In the main text of the paper, a tweet is cited in its entirety (6.4.1):

Sohaib Athar noted that the presence of a helicopter at that hour was “a rare event.”

or

The presence of a helicopter at that hour was “a rare event” (Athar).

Should I use underlining or italics in my research paper?

Writers commonly use italics for text that would be italicized in a publication. The examples in the MLA Handbook follow this practice. Most word-processing programs and computer printers permit the reproduction of italic type. Choose a type font in which the italic style contrasts clearly with the regular style.

How many spaces should I leave after a period or other concluding mark of punctuation?

Publications in the United States today usually have the same spacing after a punctuation mark as between words on the same line. Since word processors make available the same fonts used by typesetters for printed works, many writers, influenced by the look of typeset publications, now leave only one space after a concluding punctuation mark. In addition, most publishers’ guidelines for preparing electronic manuscripts ask authors to type only the spaces that are to appear in print.

Because it is increasingly common for papers and manuscripts to be prepared with a single space after all punctuation marks, this spacing is shown in the examples in the MLA Handbook and the MLA Style Manual. As a practical matter, however, there is nothing wrong with using two spaces after concluding punctuation marks unless an instructor or editor requests that you do otherwise.

How do I create the indention that the MLA shows for a works-cited list?

We recommend the use of hanging indention for the entries in the works-cited list: the first line of each entry is flush left, and subsequent lines in the entry are indented. Hanging indention makes alphabetical lists easier to use.

In a word processor, the best way to create this indention is to highlight the paragraphs that are (or will be) entries and then choose hanging indention in the options for formatting paragraphs.

Does the MLA offer templates or software for formatting papers?

We try to keep the guidelines in the MLA Handbook simple enough that a paper can be formatted without special tools, and so we have not produced such templates or software. The essential formatting guidelines are shown in fig. 7 (4.3), fig. 8 (4.4), and fig. 12 (5.3.2).

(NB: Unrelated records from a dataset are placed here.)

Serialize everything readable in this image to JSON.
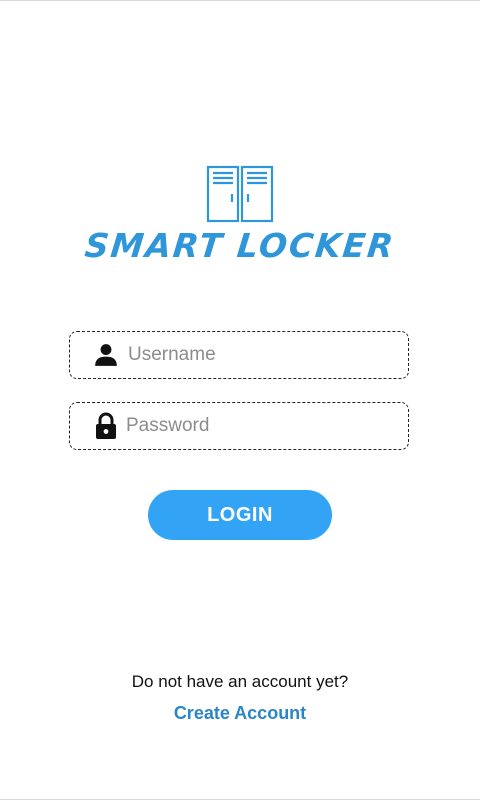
{
  "app": {
    "title": "SMART LOCKER",
    "brand_color": "#2f97d9",
    "logo_icon": "locker-icon"
  },
  "login_form": {
    "username": {
      "icon": "user-icon",
      "placeholder": "Username",
      "value": ""
    },
    "password": {
      "icon": "lock-icon",
      "placeholder": "Password",
      "value": ""
    },
    "login_label": "LOGIN",
    "login_color": "#33a4f5"
  },
  "footer": {
    "prompt": "Do not have an account yet?",
    "create_account_label": "Create Account",
    "link_color": "#2a86c8"
  }
}
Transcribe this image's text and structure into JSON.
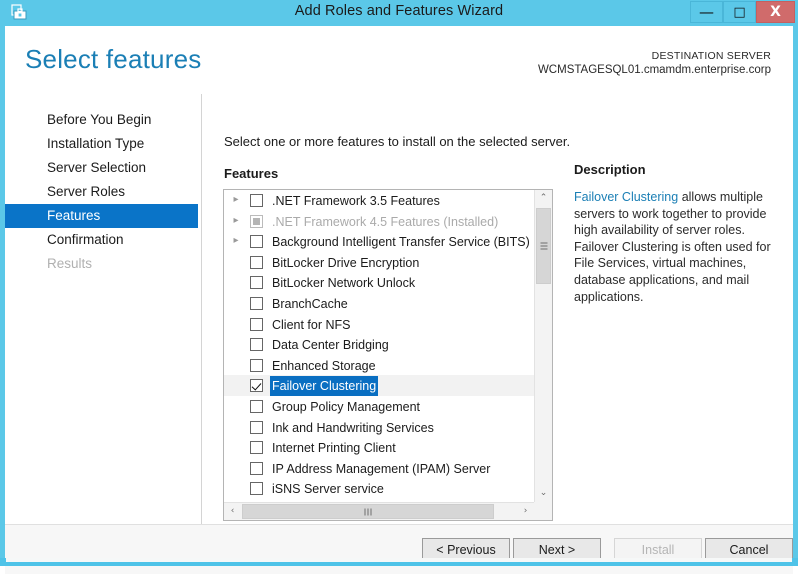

Does the MLA offer software for managing citations?

No. While it is tempting to think that every source has only one complete and correct format for its entry in the list of works cited, in truth MLA style often provides several options for recording key features of a work. This is because different kinds of research projects call for different emphases in documentation, and MLA style meets these needs precisely. Automated templates lack the power to provide this level of precision in documentation, and thus software programs that generate entries are not likely to be useful.

Does the MLA offer site licenses for the content of the MLA Handbook?

No site licenses are available at this time. See “A Note to Librarians” for an explanation of our current business model. For information on the permitted uses of this site, see “Terms of Use, Including Privacy Statement.”